§ HOW TO COMPLETE THIS TASK:
All pictures must be dropped, while the entries are given again word for word.

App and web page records
------------------------------
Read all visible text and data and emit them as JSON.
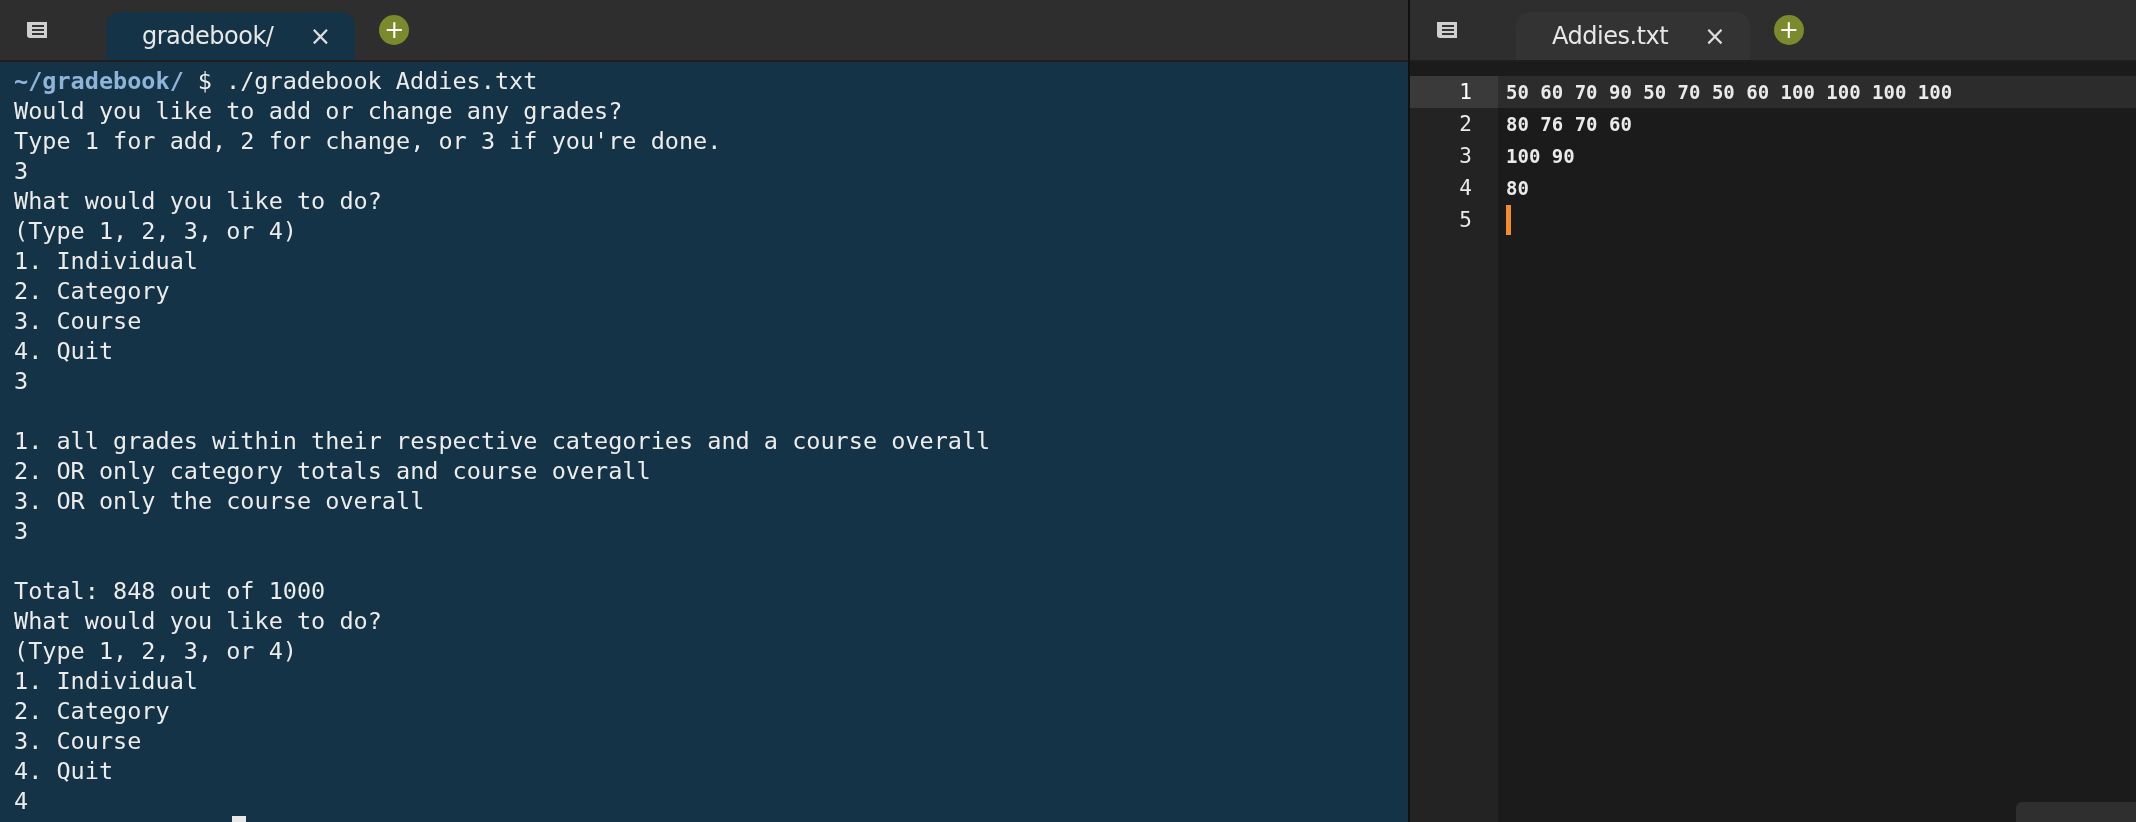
{
  "terminal": {
    "tab": {
      "label": "gradebook/",
      "selected": true,
      "close": "×"
    },
    "add_tab": "+",
    "lines": [
      {
        "kind": "prompt",
        "path": "~/gradebook/",
        "command": "$ ./gradebook Addies.txt"
      },
      {
        "kind": "output",
        "text": "Would you like to add or change any grades?"
      },
      {
        "kind": "output",
        "text": "Type 1 for add, 2 for change, or 3 if you're done."
      },
      {
        "kind": "output",
        "text": "3"
      },
      {
        "kind": "output",
        "text": "What would you like to do?"
      },
      {
        "kind": "output",
        "text": "(Type 1, 2, 3, or 4)"
      },
      {
        "kind": "output",
        "text": "1. Individual"
      },
      {
        "kind": "output",
        "text": "2. Category"
      },
      {
        "kind": "output",
        "text": "3. Course"
      },
      {
        "kind": "output",
        "text": "4. Quit"
      },
      {
        "kind": "output",
        "text": "3"
      },
      {
        "kind": "blank"
      },
      {
        "kind": "output",
        "text": "1. all grades within their respective categories and a course overall"
      },
      {
        "kind": "output",
        "text": "2. OR only category totals and course overall"
      },
      {
        "kind": "output",
        "text": "3. OR only the course overall"
      },
      {
        "kind": "output",
        "text": "3"
      },
      {
        "kind": "blank"
      },
      {
        "kind": "output",
        "text": "Total: 848 out of 1000"
      },
      {
        "kind": "output",
        "text": "What would you like to do?"
      },
      {
        "kind": "output",
        "text": "(Type 1, 2, 3, or 4)"
      },
      {
        "kind": "output",
        "text": "1. Individual"
      },
      {
        "kind": "output",
        "text": "2. Category"
      },
      {
        "kind": "output",
        "text": "3. Course"
      },
      {
        "kind": "output",
        "text": "4. Quit"
      },
      {
        "kind": "output",
        "text": "4"
      },
      {
        "kind": "cursor"
      }
    ]
  },
  "editor": {
    "tab": {
      "label": "Addies.txt",
      "selected": true,
      "close": "×"
    },
    "add_tab": "+",
    "lines": [
      {
        "number": "1",
        "text": "50 60 70 90 50 70 50 60 100 100 100 100",
        "highlighted": true,
        "cursor": false
      },
      {
        "number": "2",
        "text": "80 76 70 60",
        "highlighted": false,
        "cursor": false
      },
      {
        "number": "3",
        "text": "100 90",
        "highlighted": false,
        "cursor": false
      },
      {
        "number": "4",
        "text": "80",
        "highlighted": false,
        "cursor": false
      },
      {
        "number": "5",
        "highlighted": false,
        "cursor": true
      }
    ]
  }
}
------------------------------
§ ANSWER TO THIS TASK:
Read all visible text and data and emit them as JSON.
{
  "terminal": {
    "tab": {
      "label": "gradebook/",
      "selected": true,
      "close": "×"
    },
    "add_tab": "+",
    "lines": [
      {
        "kind": "prompt",
        "path": "~/gradebook/",
        "command": "$ ./gradebook Addies.txt"
      },
      {
        "kind": "output",
        "text": "Would you like to add or change any grades?"
      },
      {
        "kind": "output",
        "text": "Type 1 for add, 2 for change, or 3 if you're done."
      },
      {
        "kind": "output",
        "text": "3"
      },
      {
        "kind": "output",
        "text": "What would you like to do?"
      },
      {
        "kind": "output",
        "text": "(Type 1, 2, 3, or 4)"
      },
      {
        "kind": "output",
        "text": "1. Individual"
      },
      {
        "kind": "output",
        "text": "2. Category"
      },
      {
        "kind": "output",
        "text": "3. Course"
      },
      {
        "kind": "output",
        "text": "4. Quit"
      },
      {
        "kind": "output",
        "text": "3"
      },
      {
        "kind": "blank"
      },
      {
        "kind": "output",
        "text": "1. all grades within their respective categories and a course overall"
      },
      {
        "kind": "output",
        "text": "2. OR only category totals and course overall"
      },
      {
        "kind": "output",
        "text": "3. OR only the course overall"
      },
      {
        "kind": "output",
        "text": "3"
      },
      {
        "kind": "blank"
      },
      {
        "kind": "output",
        "text": "Total: 848 out of 1000"
      },
      {
        "kind": "output",
        "text": "What would you like to do?"
      },
      {
        "kind": "output",
        "text": "(Type 1, 2, 3, or 4)"
      },
      {
        "kind": "output",
        "text": "1. Individual"
      },
      {
        "kind": "output",
        "text": "2. Category"
      },
      {
        "kind": "output",
        "text": "3. Course"
      },
      {
        "kind": "output",
        "text": "4. Quit"
      },
      {
        "kind": "output",
        "text": "4"
      },
      {
        "kind": "cursor"
      }
    ]
  },
  "editor": {
    "tab": {
      "label": "Addies.txt",
      "selected": true,
      "close": "×"
    },
    "add_tab": "+",
    "lines": [
      {
        "number": "1",
        "text": "50 60 70 90 50 70 50 60 100 100 100 100",
        "highlighted": true,
        "cursor": false
      },
      {
        "number": "2",
        "text": "80 76 70 60",
        "highlighted": false,
        "cursor": false
      },
      {
        "number": "3",
        "text": "100 90",
        "highlighted": false,
        "cursor": false
      },
      {
        "number": "4",
        "text": "80",
        "highlighted": false,
        "cursor": false
      },
      {
        "number": "5",
        "highlighted": false,
        "cursor": true
      }
    ]
  }
}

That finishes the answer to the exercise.